We've seen a lot of price movement in the wake of Pro Tour Battle for Zendikar. Jace, Vryn's Prodigy was exposed for flying too close to the sun, with prices dropping despite substantial success at the PT.
By now you know what spiked and have an idea of the Standard metagame. What I'd like to discuss is the implication of us now living in the universe of two-set block rotations.
Khans Winding Down
While I was vending last weekend, one player was buying Mantis Riders from the store for a buck each, expecting them to hit $5 soon. I seriously thought about selling him a bunch at $1.
For $2 each I would have happily sold a healthy portion of my inventory, and not at all because I don't believe in the card. Partly because regular rares from Khans are in abundance, but mostly because we're already close to the time to sell out of Khans.
It's crazy to think about, but there are only two more set releases before Khans leaves Standard. The set code-named "Tears" launches in May of 2016 and bumps Khans and Fate Reforged out of Standard.
Battle for Zendikar is to Khans of Tarkir as Dragons of Tarkir was to Theros. Pro Tour Dragons of Tarkir took place in April of 2015. The price history of nearly any Theros rare from that point forward consistently trends downward.
Don't get me wrong, there is definitely a window to sell Mantis Riders and the like right now. People will need these cards to play Standard until the set rotates, but with such a short window it is quite risky to speculate on Khans and Fate Reforged.
I'm going to want a couple sets of Soulfire Grand Master in the booth for the next couple months, but the time to buy aggressively has passed.
The next "block," Dragons of Tarkir and Magic Origins, is a much safer place to park your money. We've been saying this here at Quiet Speculation for months, and we are hitting the final window to successfully act on this advice.
Many of the standout cards from Dragons and Origins have already seen new-Standard spikes, but trading Khans and Fate into Dragons and Origins is a pretty strong lateral move right now.
There are also a few gems that haven't completely taken off yet. One card I think is poised for significant gains over the next six months is Nissa, Vastwood Seer.
The price points of Jace and Hangarback Walker make it difficult for other cards from Origins to see significant gains as of now, but that's quickly changing.

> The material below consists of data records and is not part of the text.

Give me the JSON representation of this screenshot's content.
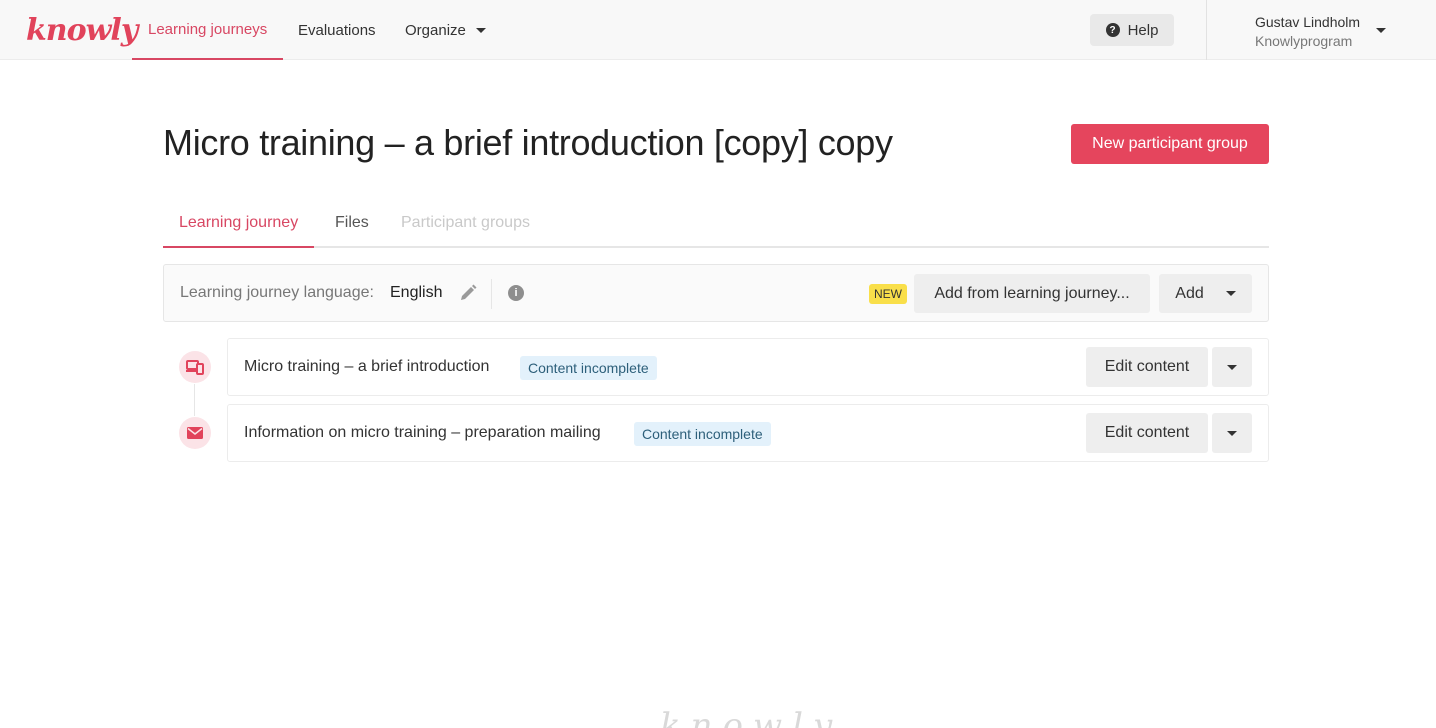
{
  "app": {
    "logo_text": "knowly",
    "brand_color": "#e5455d"
  },
  "nav": {
    "items": [
      {
        "label": "Learning journeys",
        "active": true
      },
      {
        "label": "Evaluations",
        "active": false
      },
      {
        "label": "Organize",
        "active": false,
        "has_dropdown": true
      }
    ],
    "help_label": "Help",
    "help_icon": "question-circle-icon"
  },
  "user": {
    "name": "Gustav Lindholm",
    "organization": "Knowlyprogram"
  },
  "page": {
    "title": "Micro training – a brief introduction [copy] copy",
    "primary_action": "New participant group"
  },
  "tabs": [
    {
      "label": "Learning journey",
      "state": "active"
    },
    {
      "label": "Files",
      "state": "normal"
    },
    {
      "label": "Participant groups",
      "state": "disabled"
    }
  ],
  "toolbar": {
    "language_label": "Learning journey language:",
    "language_value": "English",
    "new_badge": "NEW",
    "add_from_label": "Add from learning journey...",
    "add_label": "Add"
  },
  "items": [
    {
      "icon": "devices-icon",
      "title": "Micro training – a brief introduction",
      "status": "Content incomplete",
      "edit_label": "Edit content"
    },
    {
      "icon": "envelope-icon",
      "title": "Information on micro training – preparation mailing",
      "status": "Content incomplete",
      "edit_label": "Edit content"
    }
  ],
  "footer": {
    "logo_text": "knowly"
  }
}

Liliana, Heretical Healer nearly doubled the weekend of the PT due to its presence in one of the sweet decks from the tournament. U/B Aristocrats won't necessarily have staying power, but Liliana is still up around 33% from her pre-PT price.

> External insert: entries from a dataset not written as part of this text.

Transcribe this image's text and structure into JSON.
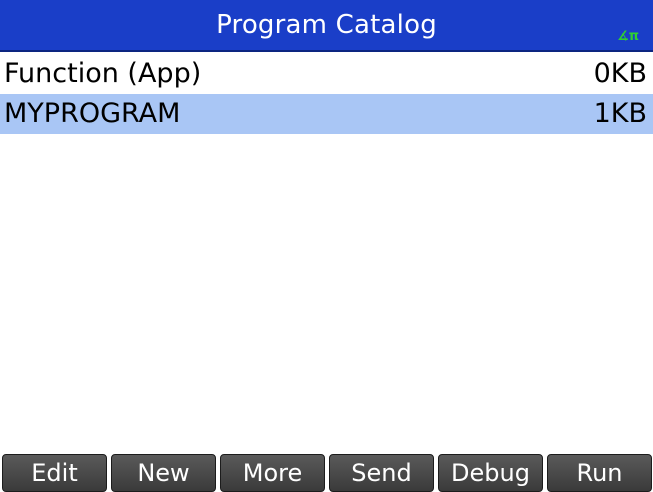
{
  "header": {
    "title": "Program Catalog",
    "angle_indicator": "∡π",
    "title_bar_color": "#1a3ec8",
    "indicator_color": "#2fd02f"
  },
  "programs": [
    {
      "name": "Function (App)",
      "size": "0KB",
      "selected": false
    },
    {
      "name": "MYPROGRAM",
      "size": "1KB",
      "selected": true
    }
  ],
  "selection_color": "#a9c6f5",
  "softkeys": [
    "Edit",
    "New",
    "More",
    "Send",
    "Debug",
    "Run"
  ]
}
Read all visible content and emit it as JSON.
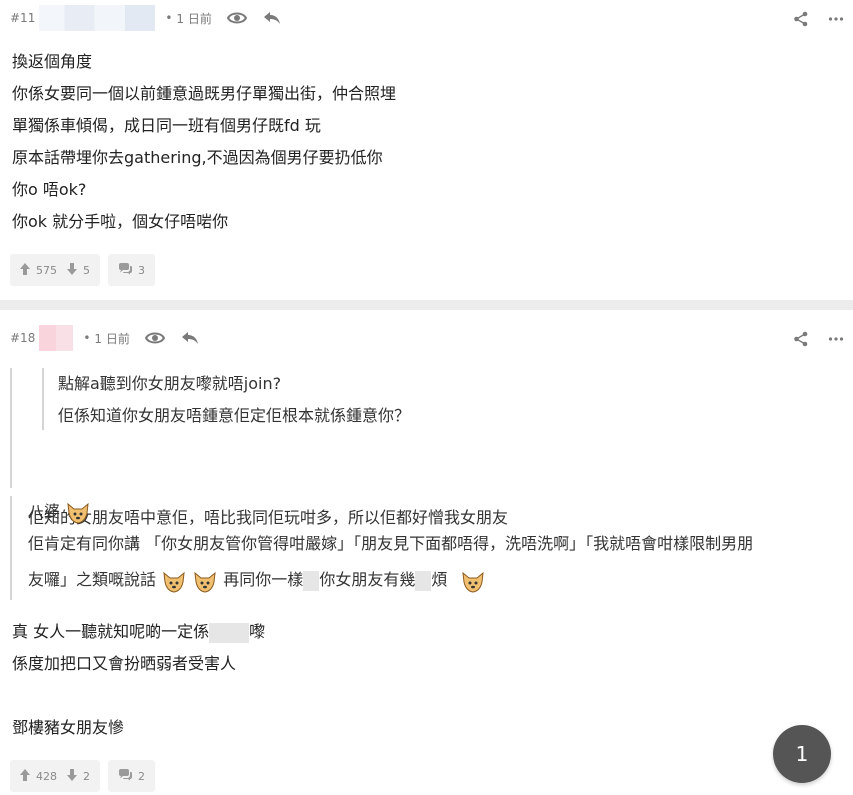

Meanwhile, Nissa has only seen small gains. This despite being a four-of in the well performing Bant Tokens deck, a three-of in the Megamorph deck that top-eighted, and even being featured in Gerry Thompson's five-color Bring to Light deck. I could see Nissa being a $35-40 card pretty easily during her time in Standard.

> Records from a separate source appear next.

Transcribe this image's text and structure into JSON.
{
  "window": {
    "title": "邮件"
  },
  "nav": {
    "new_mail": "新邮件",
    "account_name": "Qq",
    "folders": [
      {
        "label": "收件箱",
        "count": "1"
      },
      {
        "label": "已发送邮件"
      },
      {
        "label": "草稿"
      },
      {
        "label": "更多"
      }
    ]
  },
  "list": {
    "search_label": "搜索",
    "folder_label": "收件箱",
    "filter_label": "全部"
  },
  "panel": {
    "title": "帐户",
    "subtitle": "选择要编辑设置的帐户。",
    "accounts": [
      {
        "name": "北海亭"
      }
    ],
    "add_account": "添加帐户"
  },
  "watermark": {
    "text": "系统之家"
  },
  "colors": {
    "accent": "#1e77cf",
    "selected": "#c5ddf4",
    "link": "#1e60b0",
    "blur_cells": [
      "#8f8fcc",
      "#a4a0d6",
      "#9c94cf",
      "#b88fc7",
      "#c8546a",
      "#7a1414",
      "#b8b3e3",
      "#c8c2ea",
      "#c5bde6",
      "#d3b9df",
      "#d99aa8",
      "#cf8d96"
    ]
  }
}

Staying Abreast of Modern
The other general piece of advice regarding MTG finance going into 2016 is that we'll have a PPTQ season driving Modern demand for a few months each year going forward, assuming no changes to the current PPTQ structure.
Snapcaster Mage saw significant growth during this year's Modern PPTQ season, hitting its all-time high just over $70. Ol' Snappy has cooled off a bit now that we're back to hyping Standard, and I expect some players to panic and sell copies off in light of the RPTQ promo announcement.
When Modern season rears its head again, I anticipate an increase in demand to tick Snapcaster back up from its current $50 price tag. We'll be in the off-season for a while, but it's generally wise to pick up any Modern staple taking a dip during this time.
With Dragons well positioned as a set and it being Modern off-season, a card I'm big on right now is Kolaghan's Command. K Command is coming into its own in Standard, appearing as a three-of in many Jeskai Black decks.
The card has seen significant growth since the PT, but I don't think it's at its ceiling, largely because it's also Modern-defining. It's a staple in every Grixis archetype as well as Jund.
Non-foils might not be great to move on right now, but I think foils are poised for a spike. Currently, foil copies are only commanding about a 2x premium over non-foils, which is low for Modern staples.
For comparison, look at the price of foil Tasigurs--they're both more expensive as individual cards and have significantly higher multipliers. And they're played mostly in the same decks!
To be fair, Tasigur is also a Legacy/Vintage card, but there are also about twice as many foil Tasigurs on TCG Player than Kolaghan's Commands. With only 28 listings of K Command foils, it wouldn't take much to see a spike.
2016 will see the occurrence of our first two-set block rotation in addition to a presumed yearly Modern PPTQ season. Adapting to these new trends will set savvy financiers apart, and will be clutch in making the year successful.
It's the same game as it ever was, but the differences in the timeline will prove relevant.
Thanks for reading.
@RyanOverdrive on Twitter